Work instruction:
An exact reprint of the data below is required, line for line.

________________

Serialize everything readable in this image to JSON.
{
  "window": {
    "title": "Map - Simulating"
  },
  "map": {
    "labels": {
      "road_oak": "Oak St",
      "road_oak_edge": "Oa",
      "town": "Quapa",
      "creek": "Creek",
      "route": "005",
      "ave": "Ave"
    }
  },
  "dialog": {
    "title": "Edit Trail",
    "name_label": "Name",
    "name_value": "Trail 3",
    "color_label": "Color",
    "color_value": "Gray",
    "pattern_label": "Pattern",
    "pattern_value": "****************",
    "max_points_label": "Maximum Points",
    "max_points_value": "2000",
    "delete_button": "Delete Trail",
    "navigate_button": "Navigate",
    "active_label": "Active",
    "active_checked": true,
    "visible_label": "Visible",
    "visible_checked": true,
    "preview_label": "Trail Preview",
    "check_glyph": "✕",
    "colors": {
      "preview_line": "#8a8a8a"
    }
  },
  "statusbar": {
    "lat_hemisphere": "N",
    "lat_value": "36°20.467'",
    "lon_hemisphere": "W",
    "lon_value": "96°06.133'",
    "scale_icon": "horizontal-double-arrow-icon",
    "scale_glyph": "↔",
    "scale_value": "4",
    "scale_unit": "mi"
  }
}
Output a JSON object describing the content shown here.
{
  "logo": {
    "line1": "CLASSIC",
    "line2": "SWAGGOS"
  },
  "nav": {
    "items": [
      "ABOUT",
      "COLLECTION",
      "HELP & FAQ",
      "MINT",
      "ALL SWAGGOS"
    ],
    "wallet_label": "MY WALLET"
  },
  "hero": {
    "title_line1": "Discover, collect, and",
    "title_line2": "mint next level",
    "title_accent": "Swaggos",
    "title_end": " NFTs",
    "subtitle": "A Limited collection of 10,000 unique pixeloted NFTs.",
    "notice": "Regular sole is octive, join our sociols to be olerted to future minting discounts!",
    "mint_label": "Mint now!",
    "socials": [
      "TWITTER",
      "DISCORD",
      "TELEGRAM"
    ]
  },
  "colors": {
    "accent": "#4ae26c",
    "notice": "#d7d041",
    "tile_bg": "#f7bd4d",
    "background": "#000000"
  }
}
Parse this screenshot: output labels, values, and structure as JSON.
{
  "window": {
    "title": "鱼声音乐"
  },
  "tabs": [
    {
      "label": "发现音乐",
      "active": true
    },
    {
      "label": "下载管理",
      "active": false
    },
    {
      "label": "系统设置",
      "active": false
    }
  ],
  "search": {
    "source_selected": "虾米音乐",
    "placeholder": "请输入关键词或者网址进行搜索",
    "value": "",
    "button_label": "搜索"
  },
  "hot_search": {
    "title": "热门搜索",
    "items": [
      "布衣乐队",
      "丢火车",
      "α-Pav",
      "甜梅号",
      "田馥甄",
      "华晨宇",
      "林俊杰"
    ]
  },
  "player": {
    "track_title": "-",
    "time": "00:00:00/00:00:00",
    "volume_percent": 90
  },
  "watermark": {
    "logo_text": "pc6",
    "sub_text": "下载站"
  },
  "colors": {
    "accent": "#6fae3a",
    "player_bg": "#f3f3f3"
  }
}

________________

Response area:
Serialize everything readable in this image to JSON.
{
  "window": {
    "title": "Map - Simulating"
  },
  "map": {
    "labels": {
      "road_oak": "Oak St",
      "road_oak_edge": "Oa",
      "town": "Quapa",
      "creek": "Creek",
      "route": "005",
      "ave": "Ave"
    }
  },
  "dialog": {
    "title": "Edit Trail",
    "name_label": "Name",
    "name_value": "Trail 3",
    "color_label": "Color",
    "color_value": "Gray",
    "pattern_label": "Pattern",
    "pattern_value": "****************",
    "max_points_label": "Maximum Points",
    "max_points_value": "2000",
    "delete_button": "Delete Trail",
    "navigate_button": "Navigate",
    "active_label": "Active",
    "active_checked": true,
    "visible_label": "Visible",
    "visible_checked": true,
    "preview_label": "Trail Preview",
    "check_glyph": "✕",
    "colors": {
      "preview_line": "#8a8a8a"
    }
  },
  "statusbar": {
    "lat_hemisphere": "N",
    "lat_value": "36°20.467'",
    "lon_hemisphere": "W",
    "lon_value": "96°06.133'",
    "scale_icon": "horizontal-double-arrow-icon",
    "scale_glyph": "↔",
    "scale_value": "4",
    "scale_unit": "mi"
  }
}
Output a JSON object describing the content shown here.
{
  "logo": {
    "line1": "CLASSIC",
    "line2": "SWAGGOS"
  },
  "nav": {
    "items": [
      "ABOUT",
      "COLLECTION",
      "HELP & FAQ",
      "MINT",
      "ALL SWAGGOS"
    ],
    "wallet_label": "MY WALLET"
  },
  "hero": {
    "title_line1": "Discover, collect, and",
    "title_line2": "mint next level",
    "title_accent": "Swaggos",
    "title_end": " NFTs",
    "subtitle": "A Limited collection of 10,000 unique pixeloted NFTs.",
    "notice": "Regular sole is octive, join our sociols to be olerted to future minting discounts!",
    "mint_label": "Mint now!",
    "socials": [
      "TWITTER",
      "DISCORD",
      "TELEGRAM"
    ]
  },
  "colors": {
    "accent": "#4ae26c",
    "notice": "#d7d041",
    "tile_bg": "#f7bd4d",
    "background": "#000000"
  }
}
Parse this screenshot: output labels, values, and structure as JSON.
{
  "window": {
    "title": "鱼声音乐"
  },
  "tabs": [
    {
      "label": "发现音乐",
      "active": true
    },
    {
      "label": "下载管理",
      "active": false
    },
    {
      "label": "系统设置",
      "active": false
    }
  ],
  "search": {
    "source_selected": "虾米音乐",
    "placeholder": "请输入关键词或者网址进行搜索",
    "value": "",
    "button_label": "搜索"
  },
  "hot_search": {
    "title": "热门搜索",
    "items": [
      "布衣乐队",
      "丢火车",
      "α-Pav",
      "甜梅号",
      "田馥甄",
      "华晨宇",
      "林俊杰"
    ]
  },
  "player": {
    "track_title": "-",
    "time": "00:00:00/00:00:00",
    "volume_percent": 90
  },
  "watermark": {
    "logo_text": "pc6",
    "sub_text": "下载站"
  },
  "colors": {
    "accent": "#6fae3a",
    "player_bg": "#f3f3f3"
  }
}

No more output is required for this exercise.